The Whiskey Rebellion was an interesting episode in the history of alcohol taxation and regulation in the United States as well as setting various legal precedents with respect to federal tax law. It was prompted by the establishment of an excise tax in 1791 on all distilled spirits.

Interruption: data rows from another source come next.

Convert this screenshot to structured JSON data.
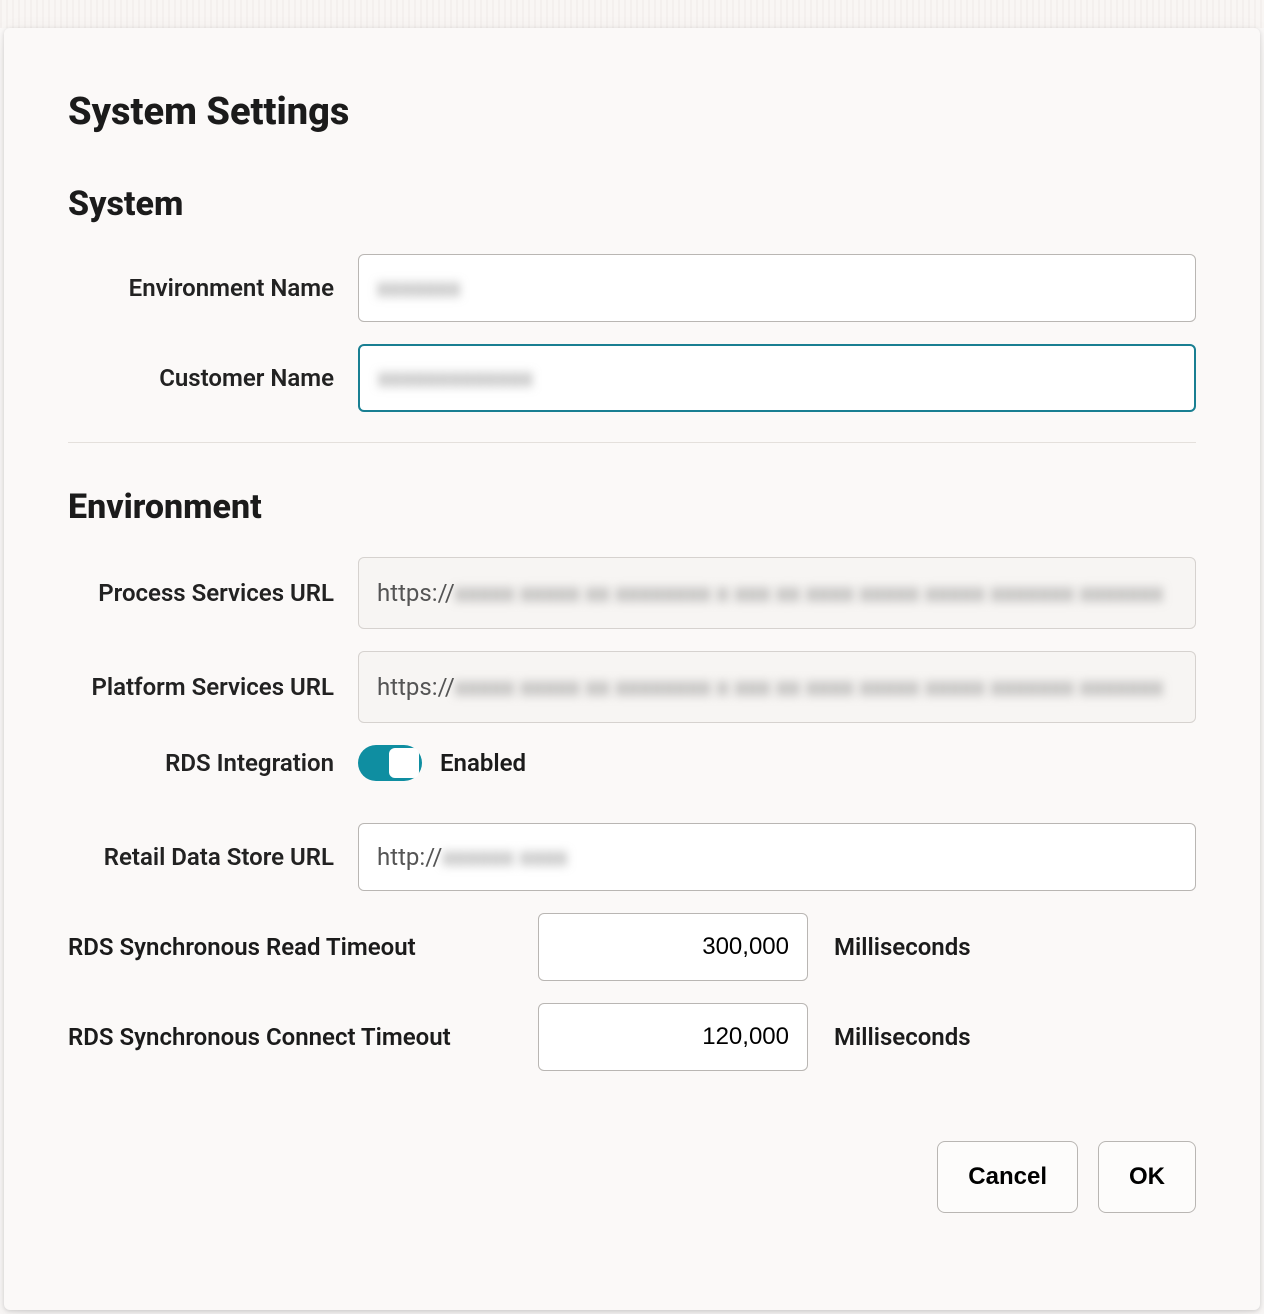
{
  "dialog": {
    "title": "System Settings"
  },
  "sections": {
    "system": {
      "title": "System",
      "environment_name": {
        "label": "Environment Name",
        "value": ""
      },
      "customer_name": {
        "label": "Customer Name",
        "value": ""
      }
    },
    "environment": {
      "title": "Environment",
      "process_services_url": {
        "label": "Process Services URL",
        "prefix": "https://",
        "value": ""
      },
      "platform_services_url": {
        "label": "Platform Services URL",
        "prefix": "https://",
        "value": ""
      },
      "rds_integration": {
        "label": "RDS Integration",
        "state_label": "Enabled",
        "enabled": true
      },
      "retail_data_store_url": {
        "label": "Retail Data Store URL",
        "prefix": "http://",
        "value": ""
      },
      "rds_sync_read_timeout": {
        "label": "RDS Synchronous Read Timeout",
        "value": "300,000",
        "unit": "Milliseconds"
      },
      "rds_sync_connect_timeout": {
        "label": "RDS Synchronous Connect Timeout",
        "value": "120,000",
        "unit": "Milliseconds"
      }
    }
  },
  "buttons": {
    "cancel": "Cancel",
    "ok": "OK"
  }
}
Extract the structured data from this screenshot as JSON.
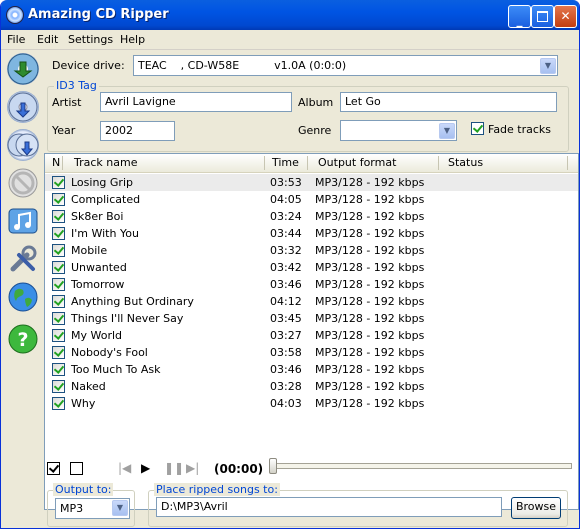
{
  "window": {
    "title": "Amazing CD Ripper"
  },
  "menu": [
    "File",
    "Edit",
    "Settings",
    "Help"
  ],
  "device": {
    "label": "Device drive:",
    "value": "TEAC    , CD-W58E          v1.0A (0:0:0)"
  },
  "id3": {
    "group_title": "ID3 Tag",
    "artist_label": "Artist",
    "artist": "Avril Lavigne",
    "album_label": "Album",
    "album": "Let Go",
    "year_label": "Year",
    "year": "2002",
    "genre_label": "Genre",
    "genre": "",
    "fade_label": "Fade tracks"
  },
  "columns": {
    "num": "N",
    "name": "Track name",
    "time": "Time",
    "format": "Output format",
    "status": "Status"
  },
  "tracks": [
    {
      "name": "Losing Grip",
      "time": "03:53",
      "format": "MP3/128 - 192 kbps",
      "status": ""
    },
    {
      "name": "Complicated",
      "time": "04:05",
      "format": "MP3/128 - 192 kbps",
      "status": ""
    },
    {
      "name": "Sk8er Boi",
      "time": "03:24",
      "format": "MP3/128 - 192 kbps",
      "status": ""
    },
    {
      "name": "I'm With You",
      "time": "03:44",
      "format": "MP3/128 - 192 kbps",
      "status": ""
    },
    {
      "name": "Mobile",
      "time": "03:32",
      "format": "MP3/128 - 192 kbps",
      "status": ""
    },
    {
      "name": "Unwanted",
      "time": "03:42",
      "format": "MP3/128 - 192 kbps",
      "status": ""
    },
    {
      "name": "Tomorrow",
      "time": "03:46",
      "format": "MP3/128 - 192 kbps",
      "status": ""
    },
    {
      "name": "Anything But Ordinary",
      "time": "04:12",
      "format": "MP3/128 - 192 kbps",
      "status": ""
    },
    {
      "name": "Things I'll Never Say",
      "time": "03:45",
      "format": "MP3/128 - 192 kbps",
      "status": ""
    },
    {
      "name": "My World",
      "time": "03:27",
      "format": "MP3/128 - 192 kbps",
      "status": ""
    },
    {
      "name": "Nobody's Fool",
      "time": "03:58",
      "format": "MP3/128 - 192 kbps",
      "status": ""
    },
    {
      "name": "Too Much To Ask",
      "time": "03:46",
      "format": "MP3/128 - 192 kbps",
      "status": ""
    },
    {
      "name": "Naked",
      "time": "03:28",
      "format": "MP3/128 - 192 kbps",
      "status": ""
    },
    {
      "name": "Why",
      "time": "04:03",
      "format": "MP3/128 - 192 kbps",
      "status": ""
    }
  ],
  "player": {
    "time": "(00:00)",
    "position": 0
  },
  "output": {
    "group_title": "Output to:",
    "format": "MP3"
  },
  "destination": {
    "group_title": "Place ripped songs to:",
    "path": "D:\\MP3\\Avril",
    "browse_label": "Browse"
  },
  "sidebar_icons": [
    "rip-cd-icon",
    "rip-selected-icon",
    "rip-all-icon",
    "stop-icon",
    "music-settings-icon",
    "tools-icon",
    "internet-icon",
    "help-icon"
  ]
}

The purpose of this tax was to reduce the federal deficit, but it was nonetheless unpopular outside the temperance movement. This tax was particularly onerous in the frontier economy of western Pennsylvania, where distilled spirits (generically called whiskey) were actually used as a medium of exchange rather than paper currency. Thousands of farmers rebelled against the tax and actually defended themselves against attempted tax collections by armed rebellion, hence the term Whiskey Rebellion. This also marks the beginning of attitudes towards alcohol taxes that influence the popular culture of the Appalachians.